§ The input:
<<<<

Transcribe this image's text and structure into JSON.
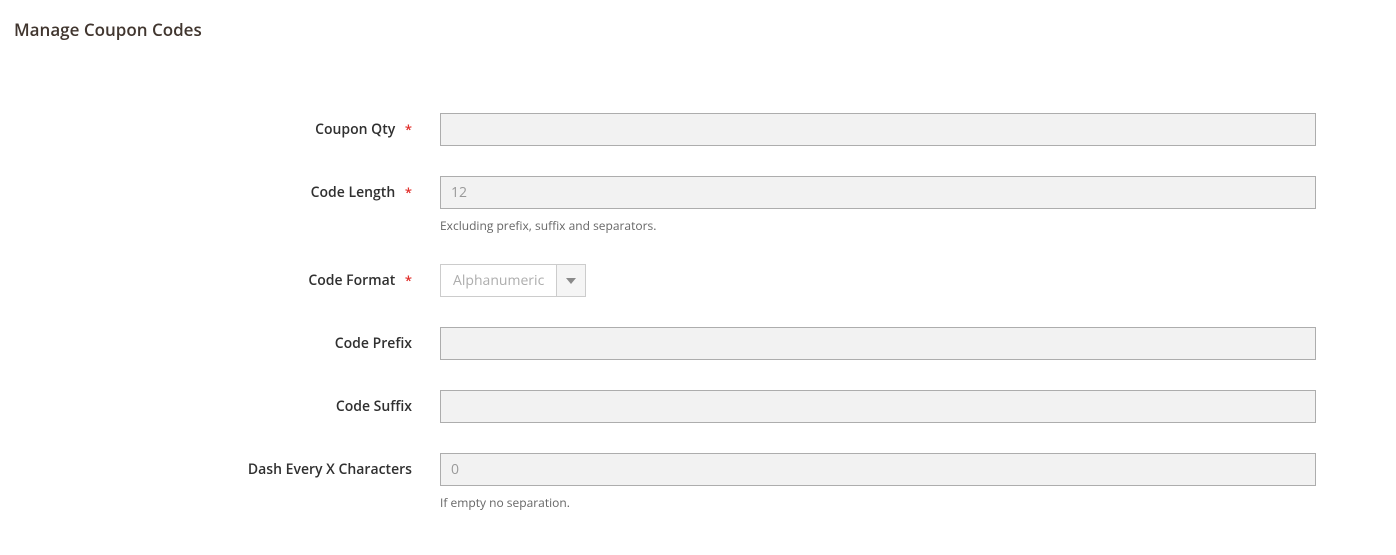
{
  "section": {
    "title": "Manage Coupon Codes"
  },
  "fields": {
    "coupon_qty": {
      "label": "Coupon Qty",
      "value": ""
    },
    "code_length": {
      "label": "Code Length",
      "placeholder": "12",
      "value": "",
      "note": "Excluding prefix, suffix and separators."
    },
    "code_format": {
      "label": "Code Format",
      "value": "Alphanumeric"
    },
    "code_prefix": {
      "label": "Code Prefix",
      "value": ""
    },
    "code_suffix": {
      "label": "Code Suffix",
      "value": ""
    },
    "dash_every": {
      "label": "Dash Every X Characters",
      "placeholder": "0",
      "value": "",
      "note": "If empty no separation."
    }
  },
  "required_marker": "*"
}
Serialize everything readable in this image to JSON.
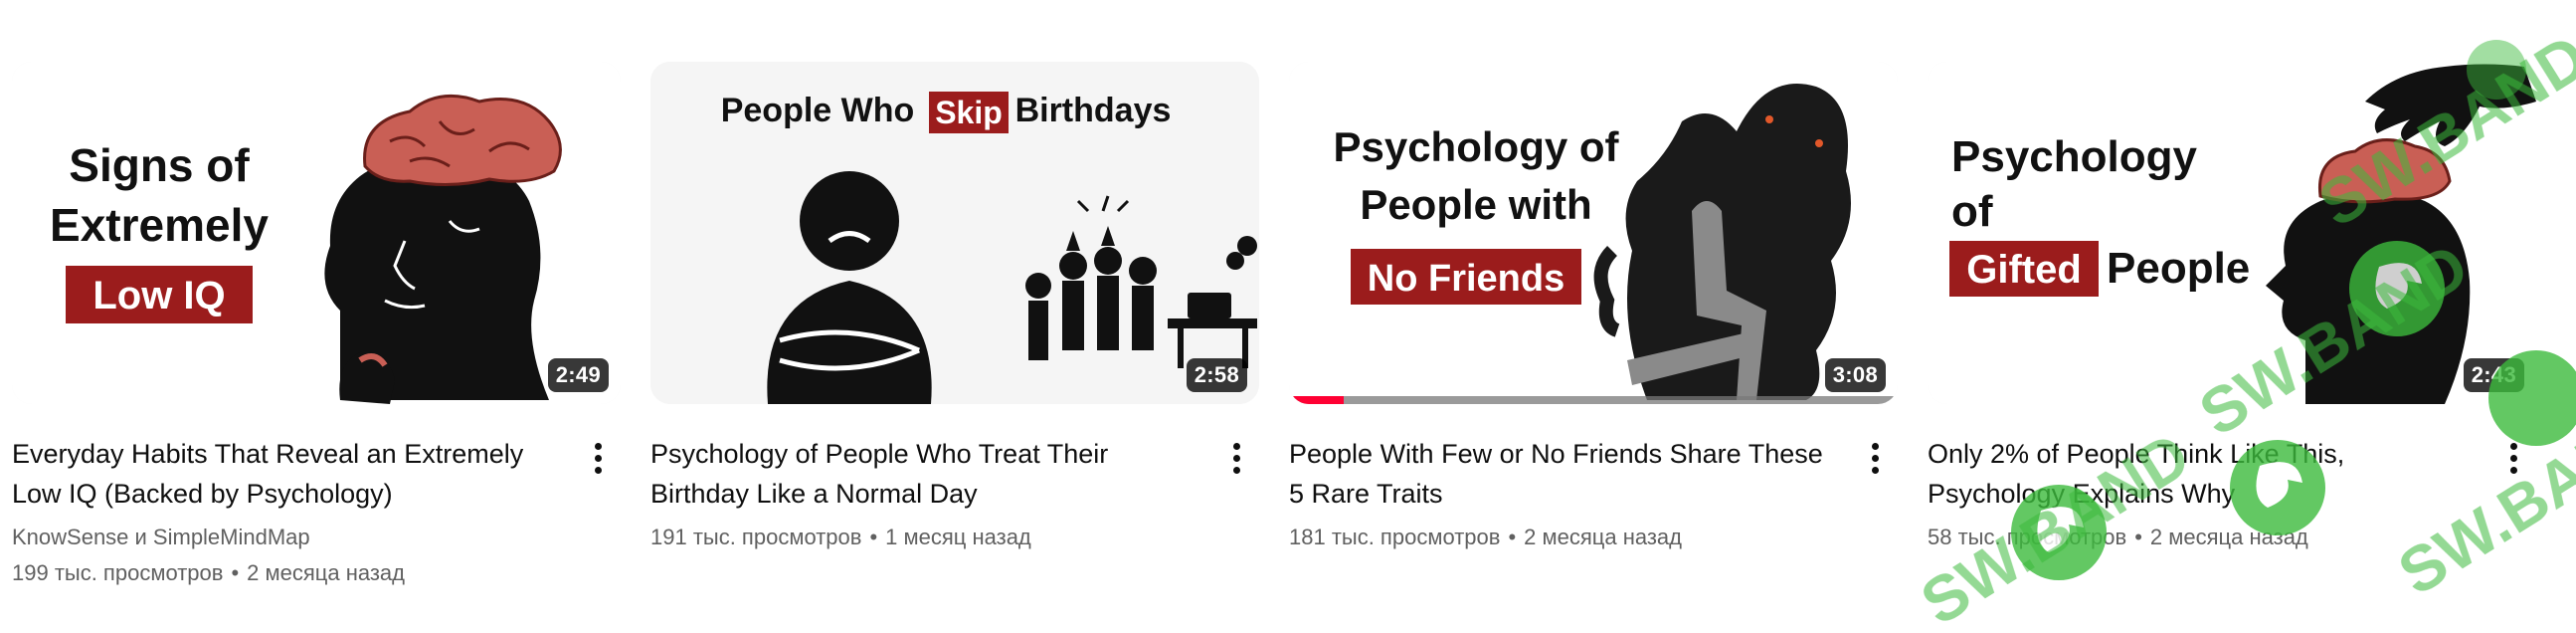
{
  "videos": [
    {
      "thumb_lines": [
        "Signs of",
        "Extremely",
        "Low IQ"
      ],
      "duration": "2:49",
      "title_line1": "Everyday Habits That Reveal an Extremely",
      "title_line2": "Low IQ (Backed by Psychology)",
      "channel": "KnowSense и SimpleMindMap",
      "views": "199 тыс. просмотров",
      "age": "2 месяца назад"
    },
    {
      "thumb_lines": [
        "People Who",
        "Skip",
        "Birthdays"
      ],
      "duration": "2:58",
      "title_line1": "Psychology of People Who Treat Their",
      "title_line2": "Birthday Like a Normal Day",
      "views": "191 тыс. просмотров",
      "age": "1 месяц назад"
    },
    {
      "thumb_lines": [
        "Psychology of",
        "People with",
        "No Friends"
      ],
      "duration": "3:08",
      "watch_progress": 0.09,
      "title_line1": "People With Few or No Friends Share These",
      "title_line2": "5 Rare Traits",
      "views": "181 тыс. просмотров",
      "age": "2 месяца назад"
    },
    {
      "thumb_lines": [
        "Psychology",
        "of",
        "Gifted",
        "People"
      ],
      "duration": "2:43",
      "title_line1": "Only 2% of People Think Like This,",
      "title_line2": "Psychology Explains Why",
      "views": "58 тыс. просмотров",
      "age": "2 месяца назад"
    }
  ],
  "separator": "•",
  "watermark_text": "SW.BAND",
  "colors": {
    "accent_red": "#9b1c1c",
    "progress_red": "#ff0033",
    "meta_gray": "#606060"
  }
}
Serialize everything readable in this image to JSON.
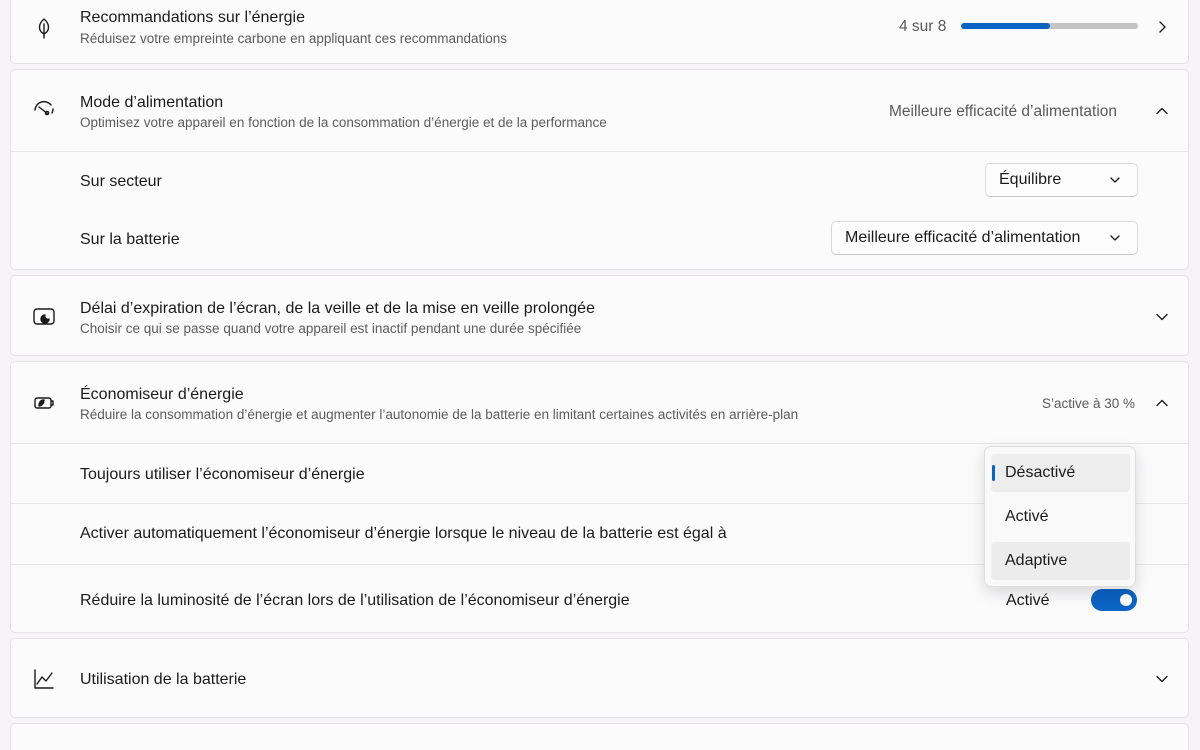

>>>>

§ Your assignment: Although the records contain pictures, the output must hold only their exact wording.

§ Output of the exercise:
Transcribe this image's text and structure into JSON.
{
  "section": {
    "title": "Manage Coupon Codes"
  },
  "fields": {
    "coupon_qty": {
      "label": "Coupon Qty",
      "value": ""
    },
    "code_length": {
      "label": "Code Length",
      "placeholder": "12",
      "value": "",
      "note": "Excluding prefix, suffix and separators."
    },
    "code_format": {
      "label": "Code Format",
      "value": "Alphanumeric"
    },
    "code_prefix": {
      "label": "Code Prefix",
      "value": ""
    },
    "code_suffix": {
      "label": "Code Suffix",
      "value": ""
    },
    "dash_every": {
      "label": "Dash Every X Characters",
      "placeholder": "0",
      "value": "",
      "note": "If empty no separation."
    }
  },
  "required_marker": "*"
}
Serialize everything readable in this image to JSON.
{
  "videos": [
    {
      "thumb_lines": [
        "Signs of",
        "Extremely",
        "Low IQ"
      ],
      "duration": "2:49",
      "title_line1": "Everyday Habits That Reveal an Extremely",
      "title_line2": "Low IQ (Backed by Psychology)",
      "channel": "KnowSense и SimpleMindMap",
      "views": "199 тыс. просмотров",
      "age": "2 месяца назад"
    },
    {
      "thumb_lines": [
        "People Who",
        "Skip",
        "Birthdays"
      ],
      "duration": "2:58",
      "title_line1": "Psychology of People Who Treat Their",
      "title_line2": "Birthday Like a Normal Day",
      "views": "191 тыс. просмотров",
      "age": "1 месяц назад"
    },
    {
      "thumb_lines": [
        "Psychology of",
        "People with",
        "No Friends"
      ],
      "duration": "3:08",
      "watch_progress": 0.09,
      "title_line1": "People With Few or No Friends Share These",
      "title_line2": "5 Rare Traits",
      "views": "181 тыс. просмотров",
      "age": "2 месяца назад"
    },
    {
      "thumb_lines": [
        "Psychology",
        "of",
        "Gifted",
        "People"
      ],
      "duration": "2:43",
      "title_line1": "Only 2% of People Think Like This,",
      "title_line2": "Psychology Explains Why",
      "views": "58 тыс. просмотров",
      "age": "2 месяца назад"
    }
  ],
  "separator": "•",
  "watermark_text": "SW.BAND",
  "colors": {
    "accent_red": "#9b1c1c",
    "progress_red": "#ff0033",
    "meta_gray": "#606060"
  }
}
Serialize everything readable in this image to JSON.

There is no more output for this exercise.